The art market is turning to alternative currencies for trade and so, more than ever, these traditional alternatives to wealth and value have a synchronicity with current global conversations.
The focus on traditional weaving and textiles leaps into further dialogue in APT9 through the work of Pakistani artist Aisha Khalid, who has created a mind-boggling triptych from thousands of tailors’ pins that create a hanging “rug”; to Iranian artist Zahra Imani’s hand-stitched banners that celebrate women’s lives in a city of male monuments; to Lao artist Tcheu Siong’s wall pieces that capture Hmong spirituality in fabric swatches and designs; and to Thai artist Jakkai Siributr’s Singhaseni Tapestries 2017-18 that engage with social and cultural pressures that have translated to violence.
Stanhope writes: ‘In all his installations, Siributr balances the visual sensuality of his medium with its diverse and often dark subject matter.’
This could be a descriptor for much of APT9. Architecture and development, the reality of climate change, the rise of extremism, the global movement of people – are all underlying conversations that emerge as a means to understand our evolving region.
Among some of the highlights within this thinking are Martha Atienza’s video piece that blurs a religious ceremony with illegal fishing in the Philippines, and Tada Hengsapkul’s (Thailand) video installation of a scuttled tank once used for boarder control and now an artificial reef for tourism. Nothing is a straight through-line.
For this writer, some of the other highlights that warrant a mention are: Jonanthan Jones’ installation of 2000 collected natural objects with deep cultural and personal significance layered in contemporary and conceptual framework; the phenomenally detailed abstractions of Waqas Khan (Pakistan); the stunning musical installation of Japanese artist Yuko Mohri – a sonic rumination which overlooks the Brisbane river and city while using the vernacular of urban light posts and furniture; the graphite drawings / constructions by Bangladeshi artist Ayesha Sultana; the punchy one-liner on “skin-deep identity” in Latai Taumoepeau’s photographic series Dark Continent (2018), and the epic narratives of Kawayian de Guia (Philippines) that blend ancient tribal culture with consumerism and colonisation.
As its name frames, the APT happens every three years.
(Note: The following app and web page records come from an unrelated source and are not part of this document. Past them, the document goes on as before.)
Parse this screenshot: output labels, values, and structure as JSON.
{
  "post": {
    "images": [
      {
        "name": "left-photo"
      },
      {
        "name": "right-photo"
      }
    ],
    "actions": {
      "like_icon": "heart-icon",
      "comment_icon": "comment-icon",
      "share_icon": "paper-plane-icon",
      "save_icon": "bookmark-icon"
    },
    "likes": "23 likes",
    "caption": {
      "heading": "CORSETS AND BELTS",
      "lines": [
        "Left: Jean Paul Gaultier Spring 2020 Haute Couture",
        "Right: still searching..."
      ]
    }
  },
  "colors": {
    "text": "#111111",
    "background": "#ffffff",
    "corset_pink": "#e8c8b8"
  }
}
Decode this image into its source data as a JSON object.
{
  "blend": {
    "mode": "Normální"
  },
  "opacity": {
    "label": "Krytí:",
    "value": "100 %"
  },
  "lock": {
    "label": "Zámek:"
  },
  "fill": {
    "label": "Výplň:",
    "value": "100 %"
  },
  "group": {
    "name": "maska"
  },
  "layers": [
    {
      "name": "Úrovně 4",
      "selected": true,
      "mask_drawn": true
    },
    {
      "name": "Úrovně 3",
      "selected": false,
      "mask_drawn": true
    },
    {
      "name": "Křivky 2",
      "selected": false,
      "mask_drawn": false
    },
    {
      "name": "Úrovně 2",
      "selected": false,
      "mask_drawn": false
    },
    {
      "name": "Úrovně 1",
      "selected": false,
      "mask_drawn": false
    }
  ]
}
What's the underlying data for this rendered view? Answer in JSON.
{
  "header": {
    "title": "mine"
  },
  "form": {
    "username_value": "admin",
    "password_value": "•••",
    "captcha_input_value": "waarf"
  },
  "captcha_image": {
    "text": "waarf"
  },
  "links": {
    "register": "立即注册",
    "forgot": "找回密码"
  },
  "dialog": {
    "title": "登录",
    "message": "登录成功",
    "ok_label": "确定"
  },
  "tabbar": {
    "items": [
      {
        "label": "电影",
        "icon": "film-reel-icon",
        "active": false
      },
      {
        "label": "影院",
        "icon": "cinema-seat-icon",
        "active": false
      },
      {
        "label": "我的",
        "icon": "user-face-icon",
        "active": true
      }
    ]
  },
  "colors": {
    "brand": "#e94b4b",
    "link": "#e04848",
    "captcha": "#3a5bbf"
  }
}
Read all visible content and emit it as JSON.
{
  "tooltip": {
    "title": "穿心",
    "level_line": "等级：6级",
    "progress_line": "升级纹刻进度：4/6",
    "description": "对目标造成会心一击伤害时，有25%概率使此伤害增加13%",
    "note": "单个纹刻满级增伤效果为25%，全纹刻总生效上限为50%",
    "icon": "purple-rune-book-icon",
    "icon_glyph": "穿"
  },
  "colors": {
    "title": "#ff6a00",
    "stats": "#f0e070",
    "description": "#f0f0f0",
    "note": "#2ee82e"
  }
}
It is long enough for digestion and change in the pace of an evolving role, but also allows the time to build relationships across remote locations.
Another way to understand such change, in reality, is to track it. Stanhope has chosen also to revisit work from earlier iterations of the APT – Japan’s Shinro Ohtake and the aforementioned Anne Noble were both represented in the first APT. There are in total five artists who have a return appearance in APT9.
The Triennial has always been defined by prolonged fieldwork in the region, and this “review” invites a deeper analysis of the sustainability of practices and perhaps a gauge on the speed of growth in these art scenes.
This is where I come back to that idea of slow art, and our need for it more than ever. There are many threads that can be chosen as a way of navigating through APT9 as a viewer, and we may not feel that immediate buzz on our first viewing, conditioned to seek out the big statements, but this exhibition is a quiet giant that continues to whisper in your ear.
Don’t be too quick with the first impressions – typical behaviour for our world drowning in opinions – but take a cue from our more remote neighbours and allow the nuances to slowly surface.
Rating: 4 stars ★★★★
The 9th Asia Pacific Triennial of Contemporary Art’ (APT9)
24 November 2018 until 28 April, 2019
Queensland Art Gallery / Gallery of Modern Art (QAGOMA)
ArtsHub visited Brisbane as a guest of the Asia Pacific Triennial.